Inside Outside Upside Down brings together the work of five New Zealand contemporary artists – Kate Newby, Simon Denny, Ruth Buchanan, Fiona Connor and Ronnie van Hout. Housed on the Auckland Art Gallery Toi o Tāmaki’s first floor, the exhibition is made up of work from the gallery’s own collection. Connecting the works is a shared appreciation for the everyday, a conflation of ‘inside’ and ‘outside’ within the confines of a gallery.
The exhibition is arranged as a series of five rooms, each dedicated to one of the aforementioned artists. The first room belongs to Ronnie van Hout’s No Exit II (2003), a strange space of sights and sounds. Van Hout’s work explores the boundaries of interior space, applying the simple inversion of bringing the outside in or the inside out.
A small video monitor flickers within the hollows of a van Hout tree trunk, the artist repeatedly fights and argues in a room with his alter egos – Monkey Man and Dog Man. The indication of multiple personalities links to the artist’s focus upon his practice; his insatiable desire to discover more about himself leading to a stasis state in which he never achieves any answers. In the late 1990s, self-portraiture in van Hout’s work fared prominently, approaching it through his use of tropes, doppelgangers and duplicates. Van Hout’s work is a blend of comedy and tragedy, self abandonment and introspection. Van Hout portrays himself through unusual postures of portraiture, his depiction of an artist is weak, frustrated, and seeking ways to improve.

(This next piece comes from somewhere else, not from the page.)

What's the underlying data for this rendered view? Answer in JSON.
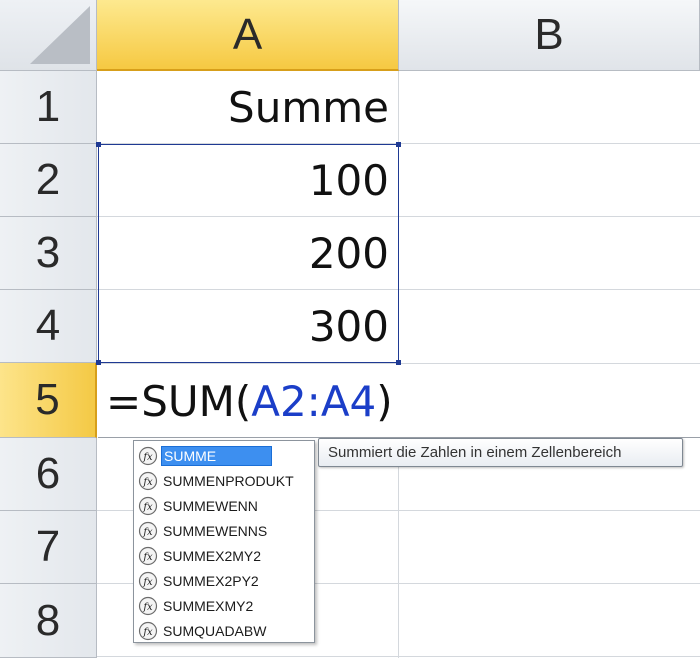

No Exit II is inextricably linked to Jean Paul Sartre’s 1945 No Exit, in which three dead people find themselves caged in a room with one another for eternity. Sartre’s understanding of self-reflection was that others were often what objectified and created a recognisable version of self. Van Hout’s piece is also reminiscent of Samuel Beckett’s later work in which he focuses on the themes of entrapment functioning to observe oneself.
A fascination with otherness is due to society’s’ construction of identities, categorisation and objectification. George Herbert Mead’s Mind Self and Society text expresses how our ongoing interaction with other people and subsequently our self-reflection, is dictated by social exchanges and adjusted accordingly. The social construction of self-identity is a driving force for van Hout’s practice as he deals with the ongoing struggle of who he is and who he should be according to social pressures.
Van Hout with the help of Sartre and Beckett exemplifies how self and other are always in opposition. The notion is that we cannot look at others and escape what we know of ourselves.